━━━ INFORMATION PROVIDED ━━━

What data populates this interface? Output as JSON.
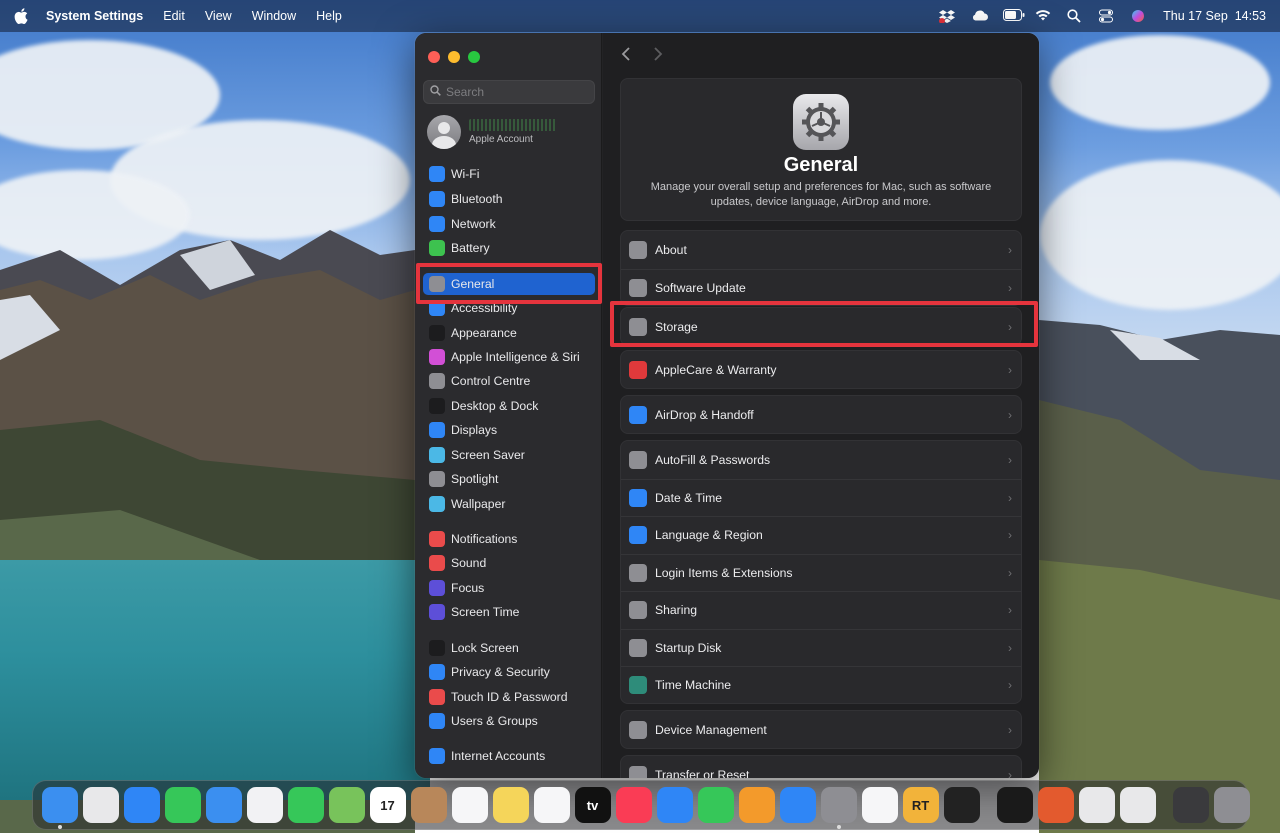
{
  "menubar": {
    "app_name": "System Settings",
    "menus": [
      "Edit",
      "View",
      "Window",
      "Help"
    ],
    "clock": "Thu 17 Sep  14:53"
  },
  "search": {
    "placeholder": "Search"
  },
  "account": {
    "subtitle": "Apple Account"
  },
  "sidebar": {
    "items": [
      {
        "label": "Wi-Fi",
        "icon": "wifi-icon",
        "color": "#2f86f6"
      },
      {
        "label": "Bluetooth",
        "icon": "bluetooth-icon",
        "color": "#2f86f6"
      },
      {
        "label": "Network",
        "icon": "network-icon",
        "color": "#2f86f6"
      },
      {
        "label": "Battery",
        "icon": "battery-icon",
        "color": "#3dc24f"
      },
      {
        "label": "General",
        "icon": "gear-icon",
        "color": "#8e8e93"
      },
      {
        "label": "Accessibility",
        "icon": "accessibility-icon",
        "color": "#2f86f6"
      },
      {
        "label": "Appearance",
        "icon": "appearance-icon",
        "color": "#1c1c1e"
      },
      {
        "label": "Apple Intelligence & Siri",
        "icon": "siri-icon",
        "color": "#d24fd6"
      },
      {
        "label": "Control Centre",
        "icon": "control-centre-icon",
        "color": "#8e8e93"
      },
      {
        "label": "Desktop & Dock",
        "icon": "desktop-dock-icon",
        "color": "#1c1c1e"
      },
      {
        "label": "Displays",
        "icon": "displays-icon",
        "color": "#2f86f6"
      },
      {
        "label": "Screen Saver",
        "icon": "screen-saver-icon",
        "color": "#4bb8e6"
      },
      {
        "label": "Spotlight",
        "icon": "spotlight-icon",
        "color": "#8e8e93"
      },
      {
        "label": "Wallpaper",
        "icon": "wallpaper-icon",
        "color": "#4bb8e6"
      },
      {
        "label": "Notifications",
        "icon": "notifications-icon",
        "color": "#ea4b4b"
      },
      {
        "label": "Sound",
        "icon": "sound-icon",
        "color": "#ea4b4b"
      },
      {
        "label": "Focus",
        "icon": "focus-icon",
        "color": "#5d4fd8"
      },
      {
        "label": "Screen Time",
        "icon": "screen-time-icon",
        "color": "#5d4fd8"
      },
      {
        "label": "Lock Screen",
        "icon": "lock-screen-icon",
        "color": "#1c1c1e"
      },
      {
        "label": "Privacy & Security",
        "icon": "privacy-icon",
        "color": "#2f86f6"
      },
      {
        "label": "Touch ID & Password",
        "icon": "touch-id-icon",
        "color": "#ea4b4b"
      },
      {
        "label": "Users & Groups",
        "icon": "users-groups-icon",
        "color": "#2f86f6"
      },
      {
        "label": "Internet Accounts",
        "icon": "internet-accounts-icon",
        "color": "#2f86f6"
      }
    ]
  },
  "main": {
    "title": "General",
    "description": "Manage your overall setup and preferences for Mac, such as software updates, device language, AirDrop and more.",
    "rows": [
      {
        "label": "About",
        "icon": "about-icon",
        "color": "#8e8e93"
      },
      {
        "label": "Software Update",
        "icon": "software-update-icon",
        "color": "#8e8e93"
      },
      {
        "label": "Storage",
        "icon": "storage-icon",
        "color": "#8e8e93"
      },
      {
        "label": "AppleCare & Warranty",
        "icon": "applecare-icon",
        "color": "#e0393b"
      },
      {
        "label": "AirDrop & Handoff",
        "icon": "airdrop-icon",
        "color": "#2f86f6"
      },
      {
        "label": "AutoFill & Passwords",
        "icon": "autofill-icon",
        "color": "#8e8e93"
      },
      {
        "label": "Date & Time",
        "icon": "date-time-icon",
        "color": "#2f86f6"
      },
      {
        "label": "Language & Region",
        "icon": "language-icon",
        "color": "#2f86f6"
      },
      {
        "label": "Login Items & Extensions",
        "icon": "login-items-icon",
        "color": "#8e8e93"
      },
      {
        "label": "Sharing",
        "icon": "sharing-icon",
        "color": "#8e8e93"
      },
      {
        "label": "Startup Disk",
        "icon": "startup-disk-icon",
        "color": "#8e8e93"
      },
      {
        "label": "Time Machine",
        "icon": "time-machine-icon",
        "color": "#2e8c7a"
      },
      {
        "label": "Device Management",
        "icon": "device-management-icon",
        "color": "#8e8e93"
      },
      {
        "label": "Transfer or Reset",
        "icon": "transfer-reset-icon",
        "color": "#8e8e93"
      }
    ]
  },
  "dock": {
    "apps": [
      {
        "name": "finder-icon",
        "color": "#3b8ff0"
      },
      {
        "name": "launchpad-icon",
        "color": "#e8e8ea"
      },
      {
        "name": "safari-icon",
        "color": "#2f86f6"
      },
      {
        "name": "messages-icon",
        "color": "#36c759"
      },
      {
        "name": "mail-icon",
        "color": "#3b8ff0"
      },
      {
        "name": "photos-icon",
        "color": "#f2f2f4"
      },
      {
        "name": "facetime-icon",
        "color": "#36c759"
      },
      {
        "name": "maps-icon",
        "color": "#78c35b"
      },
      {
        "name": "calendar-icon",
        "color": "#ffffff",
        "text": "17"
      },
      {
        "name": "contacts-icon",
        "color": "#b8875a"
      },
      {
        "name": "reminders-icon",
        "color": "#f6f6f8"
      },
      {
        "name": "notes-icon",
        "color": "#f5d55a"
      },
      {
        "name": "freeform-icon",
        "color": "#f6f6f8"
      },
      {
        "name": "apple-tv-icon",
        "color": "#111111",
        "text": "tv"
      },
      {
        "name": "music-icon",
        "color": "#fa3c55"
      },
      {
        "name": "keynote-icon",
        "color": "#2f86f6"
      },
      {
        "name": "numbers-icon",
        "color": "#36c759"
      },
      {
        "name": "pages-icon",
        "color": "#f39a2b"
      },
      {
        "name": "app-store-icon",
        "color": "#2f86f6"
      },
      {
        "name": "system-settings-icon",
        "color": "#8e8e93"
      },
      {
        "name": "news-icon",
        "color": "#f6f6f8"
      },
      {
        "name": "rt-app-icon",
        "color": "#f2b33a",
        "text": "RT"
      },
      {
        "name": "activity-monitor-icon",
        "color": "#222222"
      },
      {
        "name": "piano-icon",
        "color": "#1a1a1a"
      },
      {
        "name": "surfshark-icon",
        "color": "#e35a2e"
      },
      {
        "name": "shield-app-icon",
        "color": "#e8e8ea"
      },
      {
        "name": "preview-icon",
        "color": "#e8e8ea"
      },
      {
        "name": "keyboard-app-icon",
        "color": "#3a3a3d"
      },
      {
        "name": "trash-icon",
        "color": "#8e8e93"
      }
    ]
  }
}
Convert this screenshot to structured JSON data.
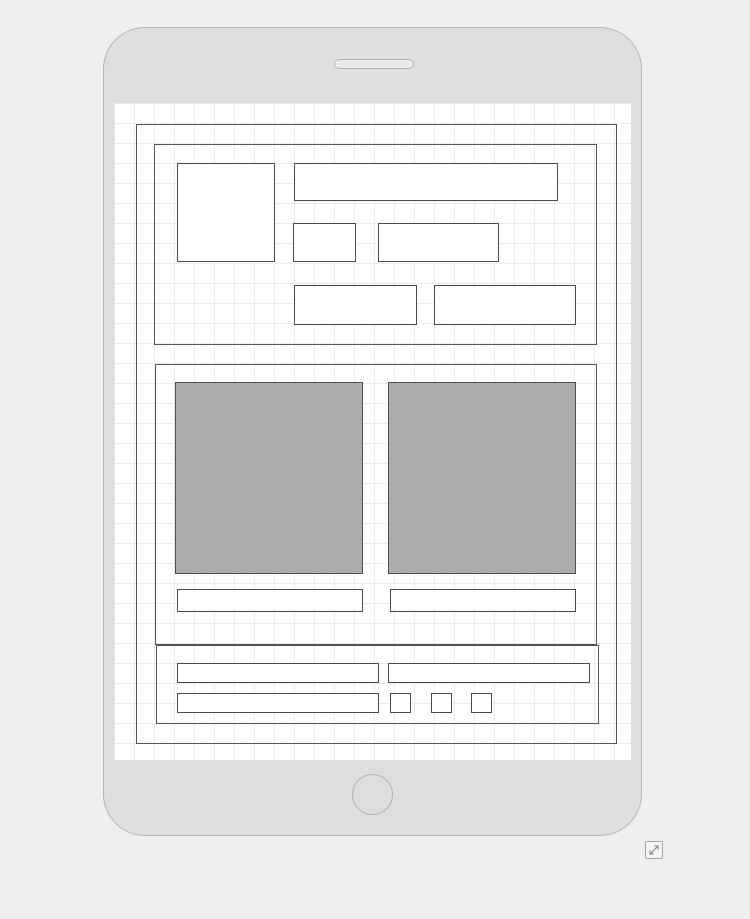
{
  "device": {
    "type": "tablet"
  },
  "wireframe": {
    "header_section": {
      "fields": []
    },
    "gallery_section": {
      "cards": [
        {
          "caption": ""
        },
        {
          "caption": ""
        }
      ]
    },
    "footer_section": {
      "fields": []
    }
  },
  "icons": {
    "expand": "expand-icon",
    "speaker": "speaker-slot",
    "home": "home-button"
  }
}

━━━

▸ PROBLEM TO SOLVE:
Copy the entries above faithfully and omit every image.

▸ YOUR RESPONSE:
What data populates this interface? Output as JSON.
{
  "menubar": {
    "app_name": "System Settings",
    "menus": [
      "Edit",
      "View",
      "Window",
      "Help"
    ],
    "clock": "Thu 17 Sep  14:53"
  },
  "search": {
    "placeholder": "Search"
  },
  "account": {
    "subtitle": "Apple Account"
  },
  "sidebar": {
    "items": [
      {
        "label": "Wi-Fi",
        "icon": "wifi-icon",
        "color": "#2f86f6"
      },
      {
        "label": "Bluetooth",
        "icon": "bluetooth-icon",
        "color": "#2f86f6"
      },
      {
        "label": "Network",
        "icon": "network-icon",
        "color": "#2f86f6"
      },
      {
        "label": "Battery",
        "icon": "battery-icon",
        "color": "#3dc24f"
      },
      {
        "label": "General",
        "icon": "gear-icon",
        "color": "#8e8e93"
      },
      {
        "label": "Accessibility",
        "icon": "accessibility-icon",
        "color": "#2f86f6"
      },
      {
        "label": "Appearance",
        "icon": "appearance-icon",
        "color": "#1c1c1e"
      },
      {
        "label": "Apple Intelligence & Siri",
        "icon": "siri-icon",
        "color": "#d24fd6"
      },
      {
        "label": "Control Centre",
        "icon": "control-centre-icon",
        "color": "#8e8e93"
      },
      {
        "label": "Desktop & Dock",
        "icon": "desktop-dock-icon",
        "color": "#1c1c1e"
      },
      {
        "label": "Displays",
        "icon": "displays-icon",
        "color": "#2f86f6"
      },
      {
        "label": "Screen Saver",
        "icon": "screen-saver-icon",
        "color": "#4bb8e6"
      },
      {
        "label": "Spotlight",
        "icon": "spotlight-icon",
        "color": "#8e8e93"
      },
      {
        "label": "Wallpaper",
        "icon": "wallpaper-icon",
        "color": "#4bb8e6"
      },
      {
        "label": "Notifications",
        "icon": "notifications-icon",
        "color": "#ea4b4b"
      },
      {
        "label": "Sound",
        "icon": "sound-icon",
        "color": "#ea4b4b"
      },
      {
        "label": "Focus",
        "icon": "focus-icon",
        "color": "#5d4fd8"
      },
      {
        "label": "Screen Time",
        "icon": "screen-time-icon",
        "color": "#5d4fd8"
      },
      {
        "label": "Lock Screen",
        "icon": "lock-screen-icon",
        "color": "#1c1c1e"
      },
      {
        "label": "Privacy & Security",
        "icon": "privacy-icon",
        "color": "#2f86f6"
      },
      {
        "label": "Touch ID & Password",
        "icon": "touch-id-icon",
        "color": "#ea4b4b"
      },
      {
        "label": "Users & Groups",
        "icon": "users-groups-icon",
        "color": "#2f86f6"
      },
      {
        "label": "Internet Accounts",
        "icon": "internet-accounts-icon",
        "color": "#2f86f6"
      }
    ]
  },
  "main": {
    "title": "General",
    "description": "Manage your overall setup and preferences for Mac, such as software updates, device language, AirDrop and more.",
    "rows": [
      {
        "label": "About",
        "icon": "about-icon",
        "color": "#8e8e93"
      },
      {
        "label": "Software Update",
        "icon": "software-update-icon",
        "color": "#8e8e93"
      },
      {
        "label": "Storage",
        "icon": "storage-icon",
        "color": "#8e8e93"
      },
      {
        "label": "AppleCare & Warranty",
        "icon": "applecare-icon",
        "color": "#e0393b"
      },
      {
        "label": "AirDrop & Handoff",
        "icon": "airdrop-icon",
        "color": "#2f86f6"
      },
      {
        "label": "AutoFill & Passwords",
        "icon": "autofill-icon",
        "color": "#8e8e93"
      },
      {
        "label": "Date & Time",
        "icon": "date-time-icon",
        "color": "#2f86f6"
      },
      {
        "label": "Language & Region",
        "icon": "language-icon",
        "color": "#2f86f6"
      },
      {
        "label": "Login Items & Extensions",
        "icon": "login-items-icon",
        "color": "#8e8e93"
      },
      {
        "label": "Sharing",
        "icon": "sharing-icon",
        "color": "#8e8e93"
      },
      {
        "label": "Startup Disk",
        "icon": "startup-disk-icon",
        "color": "#8e8e93"
      },
      {
        "label": "Time Machine",
        "icon": "time-machine-icon",
        "color": "#2e8c7a"
      },
      {
        "label": "Device Management",
        "icon": "device-management-icon",
        "color": "#8e8e93"
      },
      {
        "label": "Transfer or Reset",
        "icon": "transfer-reset-icon",
        "color": "#8e8e93"
      }
    ]
  },
  "dock": {
    "apps": [
      {
        "name": "finder-icon",
        "color": "#3b8ff0"
      },
      {
        "name": "launchpad-icon",
        "color": "#e8e8ea"
      },
      {
        "name": "safari-icon",
        "color": "#2f86f6"
      },
      {
        "name": "messages-icon",
        "color": "#36c759"
      },
      {
        "name": "mail-icon",
        "color": "#3b8ff0"
      },
      {
        "name": "photos-icon",
        "color": "#f2f2f4"
      },
      {
        "name": "facetime-icon",
        "color": "#36c759"
      },
      {
        "name": "maps-icon",
        "color": "#78c35b"
      },
      {
        "name": "calendar-icon",
        "color": "#ffffff",
        "text": "17"
      },
      {
        "name": "contacts-icon",
        "color": "#b8875a"
      },
      {
        "name": "reminders-icon",
        "color": "#f6f6f8"
      },
      {
        "name": "notes-icon",
        "color": "#f5d55a"
      },
      {
        "name": "freeform-icon",
        "color": "#f6f6f8"
      },
      {
        "name": "apple-tv-icon",
        "color": "#111111",
        "text": "tv"
      },
      {
        "name": "music-icon",
        "color": "#fa3c55"
      },
      {
        "name": "keynote-icon",
        "color": "#2f86f6"
      },
      {
        "name": "numbers-icon",
        "color": "#36c759"
      },
      {
        "name": "pages-icon",
        "color": "#f39a2b"
      },
      {
        "name": "app-store-icon",
        "color": "#2f86f6"
      },
      {
        "name": "system-settings-icon",
        "color": "#8e8e93"
      },
      {
        "name": "news-icon",
        "color": "#f6f6f8"
      },
      {
        "name": "rt-app-icon",
        "color": "#f2b33a",
        "text": "RT"
      },
      {
        "name": "activity-monitor-icon",
        "color": "#222222"
      },
      {
        "name": "piano-icon",
        "color": "#1a1a1a"
      },
      {
        "name": "surfshark-icon",
        "color": "#e35a2e"
      },
      {
        "name": "shield-app-icon",
        "color": "#e8e8ea"
      },
      {
        "name": "preview-icon",
        "color": "#e8e8ea"
      },
      {
        "name": "keyboard-app-icon",
        "color": "#3a3a3d"
      },
      {
        "name": "trash-icon",
        "color": "#8e8e93"
      }
    ]
  }
}
Convert this screenshot to structured JSON data.
{
  "device": {
    "type": "tablet"
  },
  "wireframe": {
    "header_section": {
      "fields": []
    },
    "gallery_section": {
      "cards": [
        {
          "caption": ""
        },
        {
          "caption": ""
        }
      ]
    },
    "footer_section": {
      "fields": []
    }
  },
  "icons": {
    "expand": "expand-icon",
    "speaker": "speaker-slot",
    "home": "home-button"
  }
}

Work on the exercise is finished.